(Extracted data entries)
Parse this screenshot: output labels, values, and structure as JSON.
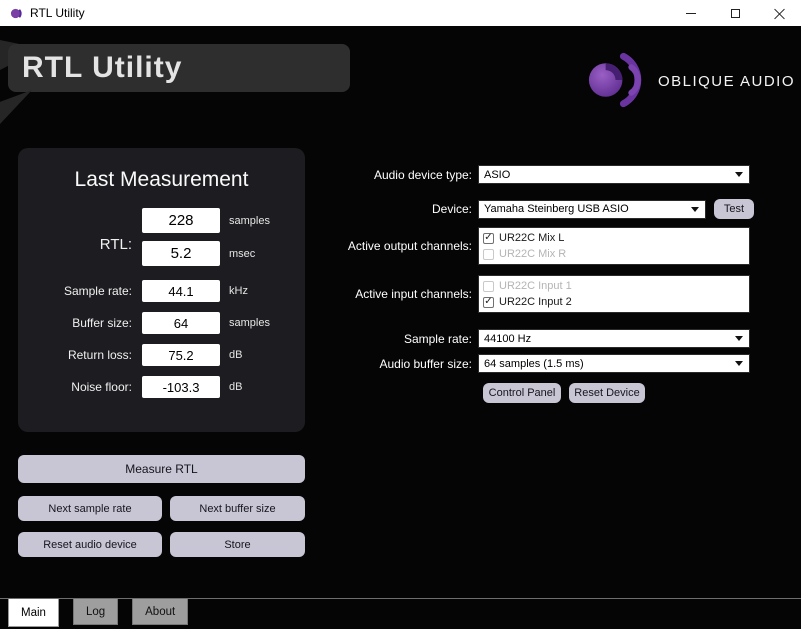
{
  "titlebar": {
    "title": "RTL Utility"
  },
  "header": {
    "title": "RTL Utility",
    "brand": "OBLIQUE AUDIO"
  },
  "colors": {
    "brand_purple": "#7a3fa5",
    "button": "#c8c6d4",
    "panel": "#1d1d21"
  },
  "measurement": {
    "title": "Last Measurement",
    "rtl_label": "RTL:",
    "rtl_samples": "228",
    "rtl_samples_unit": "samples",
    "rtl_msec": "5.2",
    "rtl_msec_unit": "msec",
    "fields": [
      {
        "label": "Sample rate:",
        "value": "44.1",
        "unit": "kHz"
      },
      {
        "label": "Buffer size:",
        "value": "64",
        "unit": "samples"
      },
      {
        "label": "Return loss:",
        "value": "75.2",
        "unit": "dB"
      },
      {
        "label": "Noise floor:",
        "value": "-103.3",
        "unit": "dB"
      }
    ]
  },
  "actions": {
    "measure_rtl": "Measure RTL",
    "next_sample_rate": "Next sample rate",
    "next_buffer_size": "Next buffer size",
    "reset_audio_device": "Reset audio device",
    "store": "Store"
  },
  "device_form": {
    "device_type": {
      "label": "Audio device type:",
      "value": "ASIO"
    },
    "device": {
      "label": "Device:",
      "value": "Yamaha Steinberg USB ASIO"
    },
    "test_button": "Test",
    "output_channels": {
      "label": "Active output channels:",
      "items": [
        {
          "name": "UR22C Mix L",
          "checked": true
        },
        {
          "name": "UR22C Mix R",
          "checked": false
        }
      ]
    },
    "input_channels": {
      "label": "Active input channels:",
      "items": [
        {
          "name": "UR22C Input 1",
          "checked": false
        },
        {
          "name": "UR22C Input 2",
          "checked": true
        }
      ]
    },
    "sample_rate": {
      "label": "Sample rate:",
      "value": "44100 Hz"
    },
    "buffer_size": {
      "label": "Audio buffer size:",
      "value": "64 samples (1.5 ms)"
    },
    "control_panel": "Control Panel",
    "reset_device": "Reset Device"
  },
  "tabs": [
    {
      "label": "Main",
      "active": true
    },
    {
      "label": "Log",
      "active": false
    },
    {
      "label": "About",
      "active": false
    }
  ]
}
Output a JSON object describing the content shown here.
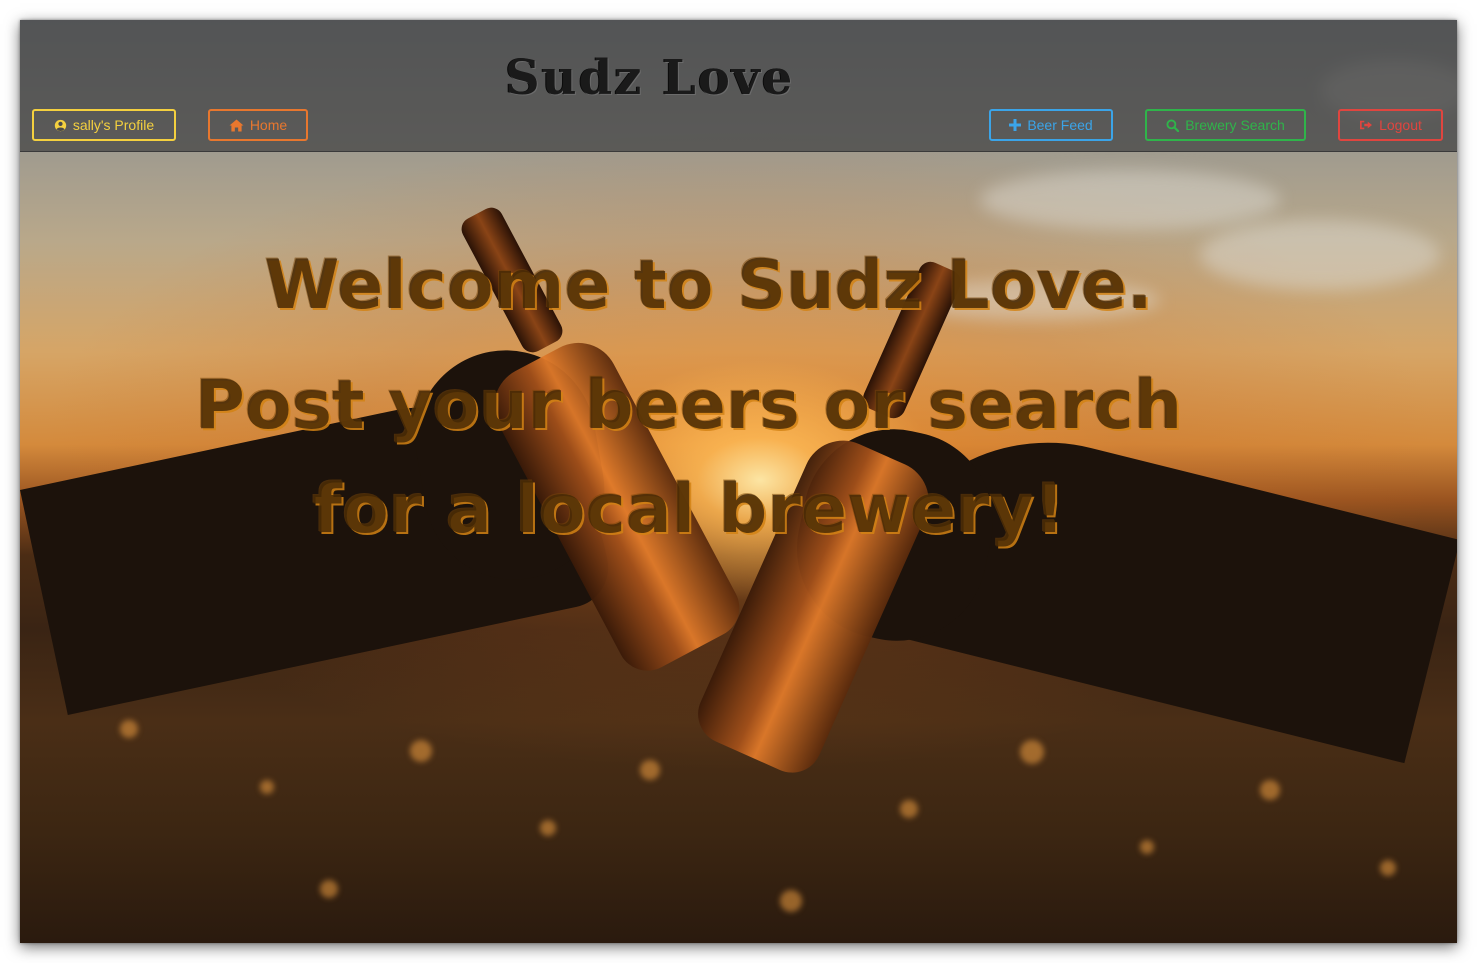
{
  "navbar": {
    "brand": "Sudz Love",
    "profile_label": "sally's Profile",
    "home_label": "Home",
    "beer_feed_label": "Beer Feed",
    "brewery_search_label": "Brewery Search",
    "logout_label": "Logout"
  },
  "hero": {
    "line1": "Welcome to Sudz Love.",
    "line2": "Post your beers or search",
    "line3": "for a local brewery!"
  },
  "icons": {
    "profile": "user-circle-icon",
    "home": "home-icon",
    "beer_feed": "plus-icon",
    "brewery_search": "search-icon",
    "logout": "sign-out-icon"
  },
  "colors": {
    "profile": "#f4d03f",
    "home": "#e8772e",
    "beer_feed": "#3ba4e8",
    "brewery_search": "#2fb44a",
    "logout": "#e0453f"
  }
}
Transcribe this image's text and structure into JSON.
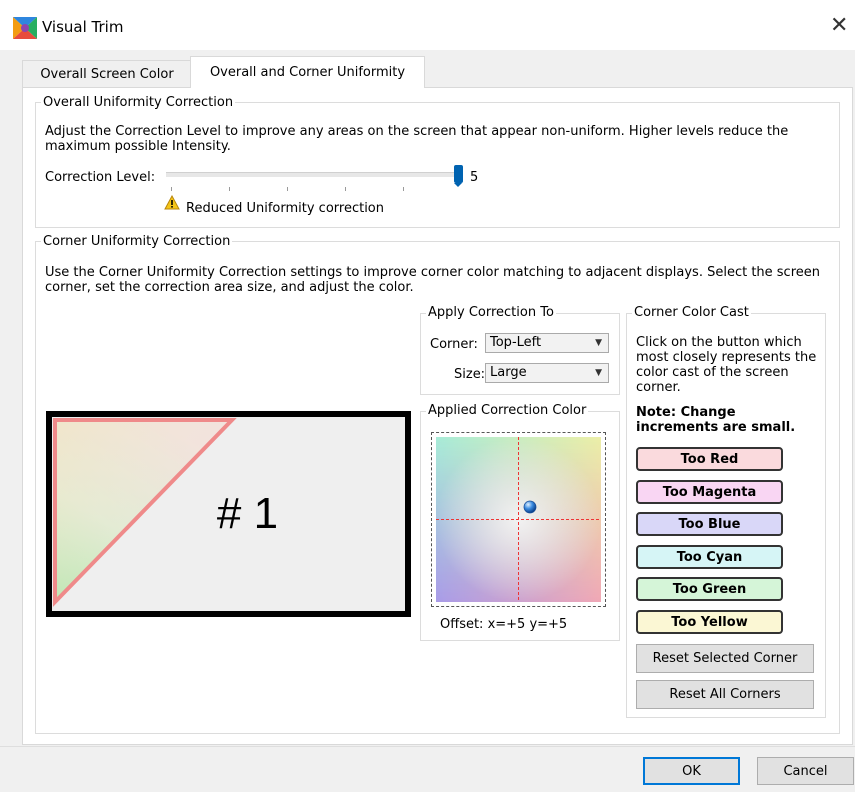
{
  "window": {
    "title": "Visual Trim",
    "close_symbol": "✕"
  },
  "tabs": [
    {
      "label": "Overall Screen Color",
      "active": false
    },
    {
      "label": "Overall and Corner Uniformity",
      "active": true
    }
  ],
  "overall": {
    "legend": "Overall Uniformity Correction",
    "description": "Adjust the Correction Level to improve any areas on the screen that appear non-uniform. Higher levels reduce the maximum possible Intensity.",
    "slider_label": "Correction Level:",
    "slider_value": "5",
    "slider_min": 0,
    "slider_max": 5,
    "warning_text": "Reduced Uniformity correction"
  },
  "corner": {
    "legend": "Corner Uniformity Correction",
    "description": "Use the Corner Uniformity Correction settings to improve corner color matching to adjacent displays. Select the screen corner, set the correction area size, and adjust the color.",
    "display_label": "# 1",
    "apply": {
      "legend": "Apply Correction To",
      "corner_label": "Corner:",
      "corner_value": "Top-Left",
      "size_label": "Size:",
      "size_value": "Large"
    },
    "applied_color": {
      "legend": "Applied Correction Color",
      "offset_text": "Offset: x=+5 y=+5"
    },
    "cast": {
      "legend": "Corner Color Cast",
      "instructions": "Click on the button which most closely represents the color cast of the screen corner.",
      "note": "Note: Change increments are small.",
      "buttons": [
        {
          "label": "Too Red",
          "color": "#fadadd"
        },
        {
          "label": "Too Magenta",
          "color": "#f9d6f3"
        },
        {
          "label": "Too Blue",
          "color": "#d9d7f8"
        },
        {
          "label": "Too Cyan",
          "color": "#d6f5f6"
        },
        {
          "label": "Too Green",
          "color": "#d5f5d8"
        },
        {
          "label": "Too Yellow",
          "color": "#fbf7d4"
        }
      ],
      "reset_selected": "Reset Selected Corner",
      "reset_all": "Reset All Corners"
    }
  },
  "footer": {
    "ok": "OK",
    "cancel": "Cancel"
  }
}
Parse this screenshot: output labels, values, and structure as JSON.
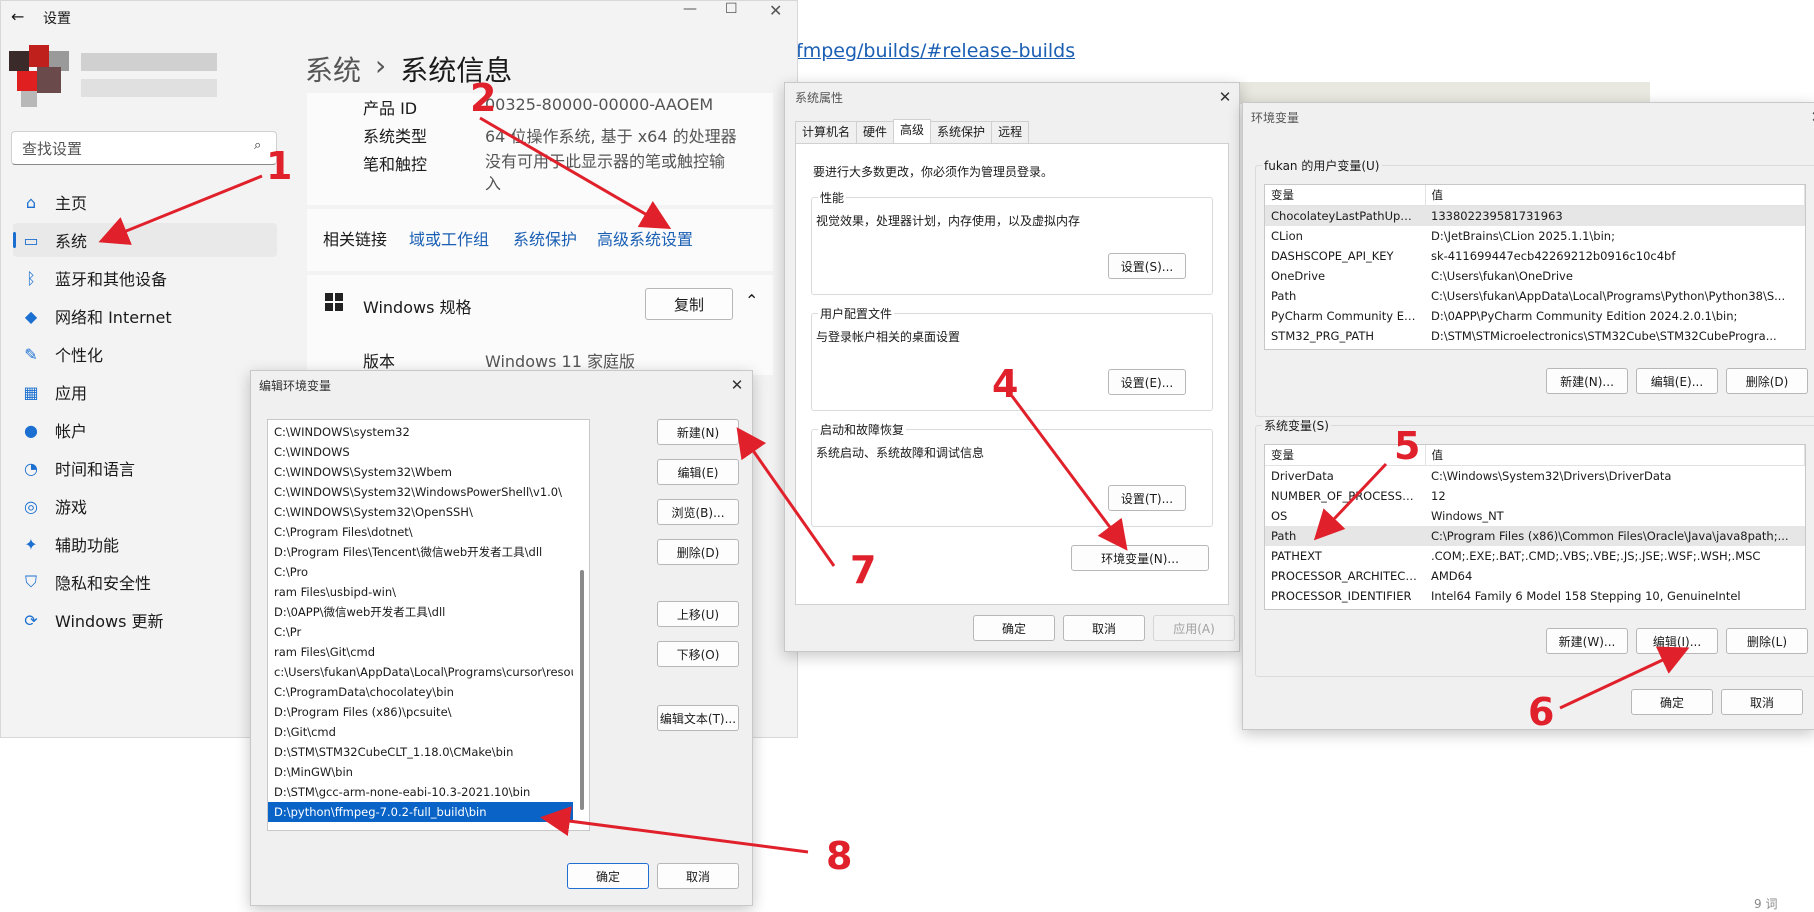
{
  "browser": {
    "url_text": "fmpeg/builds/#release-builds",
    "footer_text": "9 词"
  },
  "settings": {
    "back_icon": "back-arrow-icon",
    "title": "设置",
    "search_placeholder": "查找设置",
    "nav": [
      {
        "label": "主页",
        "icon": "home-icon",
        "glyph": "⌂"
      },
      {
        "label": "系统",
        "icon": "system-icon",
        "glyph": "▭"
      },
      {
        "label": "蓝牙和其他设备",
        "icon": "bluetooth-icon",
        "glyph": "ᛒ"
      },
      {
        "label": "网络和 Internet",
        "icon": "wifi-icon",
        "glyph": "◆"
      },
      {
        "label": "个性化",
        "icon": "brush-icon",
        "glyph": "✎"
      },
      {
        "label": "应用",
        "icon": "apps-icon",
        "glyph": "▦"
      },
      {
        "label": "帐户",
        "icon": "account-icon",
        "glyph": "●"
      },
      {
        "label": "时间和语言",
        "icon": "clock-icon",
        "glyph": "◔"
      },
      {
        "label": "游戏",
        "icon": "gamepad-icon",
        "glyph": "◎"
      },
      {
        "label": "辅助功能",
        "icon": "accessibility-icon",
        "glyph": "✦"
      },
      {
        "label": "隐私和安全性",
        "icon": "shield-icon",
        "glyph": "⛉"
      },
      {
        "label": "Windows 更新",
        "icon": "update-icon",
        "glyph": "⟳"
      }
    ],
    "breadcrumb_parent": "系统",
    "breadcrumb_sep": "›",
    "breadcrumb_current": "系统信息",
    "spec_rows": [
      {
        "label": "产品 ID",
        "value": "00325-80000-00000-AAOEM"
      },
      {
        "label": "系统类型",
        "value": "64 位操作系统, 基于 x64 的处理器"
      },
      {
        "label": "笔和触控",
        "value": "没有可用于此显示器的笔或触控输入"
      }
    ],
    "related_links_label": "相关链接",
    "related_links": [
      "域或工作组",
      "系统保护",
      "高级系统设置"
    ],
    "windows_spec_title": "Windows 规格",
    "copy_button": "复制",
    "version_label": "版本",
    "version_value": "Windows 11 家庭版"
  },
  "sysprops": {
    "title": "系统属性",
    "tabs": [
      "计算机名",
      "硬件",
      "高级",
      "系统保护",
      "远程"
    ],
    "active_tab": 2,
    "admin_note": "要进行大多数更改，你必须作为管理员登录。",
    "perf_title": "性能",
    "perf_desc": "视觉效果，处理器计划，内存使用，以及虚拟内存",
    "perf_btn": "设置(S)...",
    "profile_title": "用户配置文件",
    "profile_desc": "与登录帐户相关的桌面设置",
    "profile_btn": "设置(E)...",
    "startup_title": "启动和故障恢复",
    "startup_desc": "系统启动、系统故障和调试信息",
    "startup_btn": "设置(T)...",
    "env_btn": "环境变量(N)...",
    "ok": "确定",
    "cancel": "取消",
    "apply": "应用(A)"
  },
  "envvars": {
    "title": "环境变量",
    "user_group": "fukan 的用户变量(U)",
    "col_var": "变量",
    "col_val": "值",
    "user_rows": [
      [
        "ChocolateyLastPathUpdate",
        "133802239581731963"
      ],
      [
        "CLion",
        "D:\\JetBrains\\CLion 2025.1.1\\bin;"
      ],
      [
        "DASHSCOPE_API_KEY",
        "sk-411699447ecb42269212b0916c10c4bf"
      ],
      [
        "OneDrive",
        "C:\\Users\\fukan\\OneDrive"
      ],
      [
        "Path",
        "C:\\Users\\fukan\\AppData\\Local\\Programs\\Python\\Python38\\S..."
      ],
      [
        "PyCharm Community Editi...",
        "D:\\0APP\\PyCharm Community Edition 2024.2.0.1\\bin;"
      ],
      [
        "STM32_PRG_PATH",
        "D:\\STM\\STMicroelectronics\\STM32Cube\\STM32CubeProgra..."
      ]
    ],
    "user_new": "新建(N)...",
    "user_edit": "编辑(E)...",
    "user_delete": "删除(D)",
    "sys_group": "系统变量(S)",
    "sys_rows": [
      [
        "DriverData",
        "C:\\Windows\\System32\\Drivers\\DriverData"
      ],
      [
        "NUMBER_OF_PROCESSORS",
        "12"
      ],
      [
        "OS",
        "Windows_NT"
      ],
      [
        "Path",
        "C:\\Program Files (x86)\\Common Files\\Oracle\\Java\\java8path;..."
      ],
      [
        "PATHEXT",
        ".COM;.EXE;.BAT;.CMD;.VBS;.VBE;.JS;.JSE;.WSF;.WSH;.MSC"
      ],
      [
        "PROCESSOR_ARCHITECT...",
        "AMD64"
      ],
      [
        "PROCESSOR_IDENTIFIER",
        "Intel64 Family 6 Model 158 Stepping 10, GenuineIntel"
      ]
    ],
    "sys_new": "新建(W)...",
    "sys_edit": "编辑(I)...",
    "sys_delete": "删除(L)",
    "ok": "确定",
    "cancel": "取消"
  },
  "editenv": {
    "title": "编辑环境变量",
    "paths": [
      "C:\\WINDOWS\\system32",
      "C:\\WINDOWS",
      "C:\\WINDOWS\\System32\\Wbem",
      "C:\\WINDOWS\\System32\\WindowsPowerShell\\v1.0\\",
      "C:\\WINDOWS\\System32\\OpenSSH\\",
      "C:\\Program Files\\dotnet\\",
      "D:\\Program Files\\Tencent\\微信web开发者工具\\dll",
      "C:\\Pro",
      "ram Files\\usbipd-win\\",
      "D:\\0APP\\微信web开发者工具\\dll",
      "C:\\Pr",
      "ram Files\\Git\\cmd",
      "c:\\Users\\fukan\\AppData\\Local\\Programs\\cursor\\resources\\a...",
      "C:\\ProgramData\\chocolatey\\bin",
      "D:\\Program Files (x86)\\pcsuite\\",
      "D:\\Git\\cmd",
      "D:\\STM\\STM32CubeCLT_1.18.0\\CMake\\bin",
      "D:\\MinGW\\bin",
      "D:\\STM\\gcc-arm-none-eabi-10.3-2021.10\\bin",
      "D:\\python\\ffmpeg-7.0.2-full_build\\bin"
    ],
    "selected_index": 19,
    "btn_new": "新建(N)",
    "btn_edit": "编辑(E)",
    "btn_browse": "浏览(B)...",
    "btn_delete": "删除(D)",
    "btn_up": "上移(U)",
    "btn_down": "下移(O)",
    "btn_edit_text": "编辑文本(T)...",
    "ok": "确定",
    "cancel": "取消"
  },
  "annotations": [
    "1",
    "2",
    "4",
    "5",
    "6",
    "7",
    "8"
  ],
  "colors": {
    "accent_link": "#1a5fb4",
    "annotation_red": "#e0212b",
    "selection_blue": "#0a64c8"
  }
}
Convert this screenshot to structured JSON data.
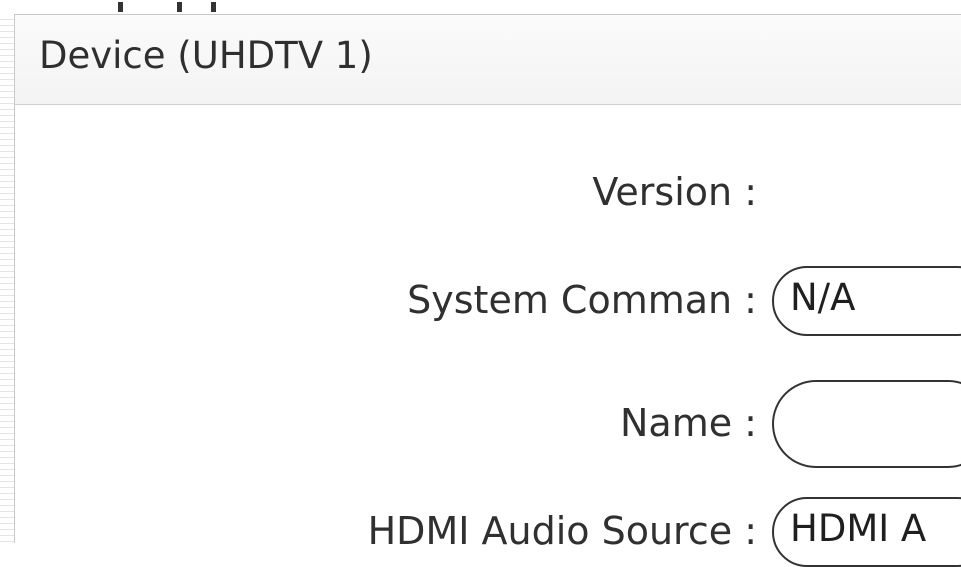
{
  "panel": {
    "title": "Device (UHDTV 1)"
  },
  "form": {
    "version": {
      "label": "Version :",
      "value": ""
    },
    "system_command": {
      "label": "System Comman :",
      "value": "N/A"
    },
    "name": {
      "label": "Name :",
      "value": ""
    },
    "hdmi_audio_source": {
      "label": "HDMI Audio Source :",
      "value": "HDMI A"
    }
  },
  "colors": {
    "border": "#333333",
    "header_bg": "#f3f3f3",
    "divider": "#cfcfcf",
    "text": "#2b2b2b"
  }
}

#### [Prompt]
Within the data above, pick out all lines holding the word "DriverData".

#### [Task answer]
        "DriverData",
        "C:\\Windows\\System32\\Drivers\\DriverData"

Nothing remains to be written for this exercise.